- Texas Lt. Gov. Dan Patrick, a Republican, has pledged to end faculty tenure at the state's public colleges and revoke the status for professors who teach critical race theory.
- The proposal escalates a nationwide GOP movement against the decades-old academic framework. Patrick was reacting to a resolution by the University of Texas at Austin's faculty council affirming instructors' rights to teach race-related and social justice topics.
- Patrick's comments generated a firestorm from faculty and free speech groups, which said abolishing tenure would strike at academic freedom. UT-Austin's president also released a statement defending tenure.
Patrick's campaign to eliminate tenure falls in line with policymakers across the U.S., mainly in red states, attempting to increase their influence over public higher education.
Republicans nationwide have raged against critical race theory, an academic concept that describes the systemic nature of racism.
However, the GOP has used the term as a catchall for subjects they deem divisive, and many states have introduced legislation to forbid instruction of those topics in public education.
UT-Austin's faculty council last week in a 41-5 vote passed the resolution backing educators' ability to discuss critical race theory and race and gender justice. It also expressed solidarity with K-12 teachers whose educational purview was limited by new laws targeting critical race theory.
And it called for UT-Austin President Jay Hartzell and Provost Sharon Wood to reject attempts by external forces to dictate curriculum.
The statement provoked Patrick, who at a Friday press conference said the state would amp up oversight of professors who he said wanted to indoctrinate students. He also objected to the notion the public should not have a say in taxpayer-funded education.
Patrick specifically proposed ending tenure for newly hired professors. For those who are already tenured, he promised to reduce the cycle of reviewing tenure from every six years to one. And he said he would seek to add instruction of critical race theory as a reason to revoke tenure.
Texas' education code states institutions can rescind tenure in cases where faculty have demonstrated "incompetency, neglect of duty, or other good cause."
"We are not going to allow a handful of professors who do not represent the entire group to teach and indoctrinate students in critical race theory — that we are inherently racist as a nation," Patrick said. "We're not going to allow it to happen."
This week, Hartzell, UT-Austin's president, released a letter defending tenure, which he wrote provides faculty members with certain securities.
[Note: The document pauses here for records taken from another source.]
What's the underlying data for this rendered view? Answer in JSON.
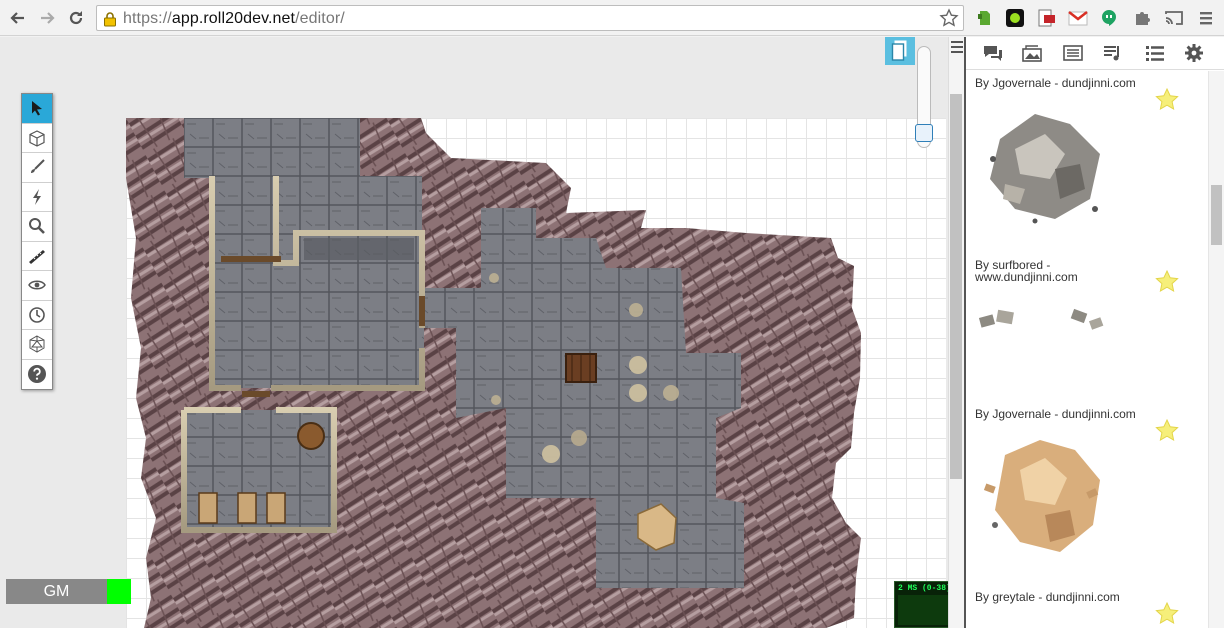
{
  "browser": {
    "url_scheme": "https://",
    "url_host": "app.roll20dev.net",
    "url_path": "/editor/",
    "icons": [
      "back-icon",
      "forward-icon",
      "reload-icon",
      "lock-icon",
      "bookmark-star-icon"
    ],
    "extensions": [
      "evernote-icon",
      "green-circle-extension-icon",
      "pdf-extension-icon",
      "gmail-icon",
      "hangouts-icon",
      "extension-puzzle-icon",
      "cast-icon",
      "chrome-menu-icon"
    ]
  },
  "toolbar": {
    "tools": [
      {
        "name": "select",
        "icon": "pointer-arrow-icon",
        "active": true
      },
      {
        "name": "layers",
        "icon": "cube-icon",
        "active": false
      },
      {
        "name": "draw",
        "icon": "brush-icon",
        "active": false
      },
      {
        "name": "ping",
        "icon": "lightning-icon",
        "active": false
      },
      {
        "name": "zoom",
        "icon": "magnifier-icon",
        "active": false
      },
      {
        "name": "measure",
        "icon": "ruler-icon",
        "active": false
      },
      {
        "name": "fog",
        "icon": "eye-icon",
        "active": false
      },
      {
        "name": "turn-tracker",
        "icon": "clock-icon",
        "active": false
      },
      {
        "name": "dice",
        "icon": "d20-icon",
        "active": false
      },
      {
        "name": "help",
        "icon": "help-icon",
        "active": false
      }
    ]
  },
  "editor": {
    "zoom_level": 0.8,
    "page_toolbar_icon": "pages-icon"
  },
  "player": {
    "name": "GM",
    "color": "#00ff00"
  },
  "perf": {
    "label": "2 MS (0-38)"
  },
  "sidebar": {
    "tabs": [
      "chat-icon",
      "art-library-icon",
      "journal-icon",
      "jukebox-icon",
      "compendium-icon",
      "settings-gear-icon"
    ],
    "art_items": [
      {
        "credit": "By Jgovernale - dundjinni.com",
        "thumb": "rubble-grey"
      },
      {
        "credit": "By surfbored - www.dundjinni.com",
        "thumb": "small-debris"
      },
      {
        "credit": "By Jgovernale - dundjinni.com",
        "thumb": "rubble-tan"
      },
      {
        "credit": "By greytale - dundjinni.com",
        "thumb": "rubble-partial"
      }
    ]
  },
  "colors": {
    "accent": "#2aa8d8",
    "rock": "#8a6e70",
    "floor": "#6e7076"
  }
}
Removing tenure would hurt the state's ability to attract and retain talent, he wrote.
And, he wrote, "future administrators might make annual retention decisions based on whether they or others did or didn't like a faculty member's current research agenda, rather than whether the quality of that research was excellent and held promise to have a positive impact on society."
The UT system did not respond to a request for comment Tuesday.
The American Association of University Professors slammed Patrick's idea and referred to his speech Friday as being "littered with disingenuous political theater and blatant falsehoods."
AAUP President Irene Mulvey said in a statement that the proposal represents a danger to higher ed by suggesting that government entities can censor "entire fields of knowledge in service to an ideology." Mulvey also said that the effects on Texas colleges' recruitment would be devastating.
The association employed similar arguments when South Carolina lawmakers late last year put forth a bill to end tenure at public colleges. That bill has been referred to a House committee. The bill sponsor said he wanted to align faculty employment with other industries that more frequently evaluate their workers.
At least one recent example shows that retaining faculty in the face of tenure threats can be expensive.
After Wisconsin weakened tenure protections about six years ago, the state's flagship institution, University of Wisconsin-Madison, spent about $9 million in raises and research funding to retain 40 top faculty members who at the time were being recruited elsewhere.
Patrick is in position to try to advance his plan, despite the pushback. Texas' lieutenant governor serves as the Senate president, and Patrick said during Friday's news conference he had the support of Republican state Sen. Brandon Creighton, chair of the Senate Committee on Higher Education, on the issue.
The lieutenant governor said he would introduce a bill to end tenure for the legislative session beginning January 2023.
Patrick is up for reelection this year. Texas holds its primary election March 1.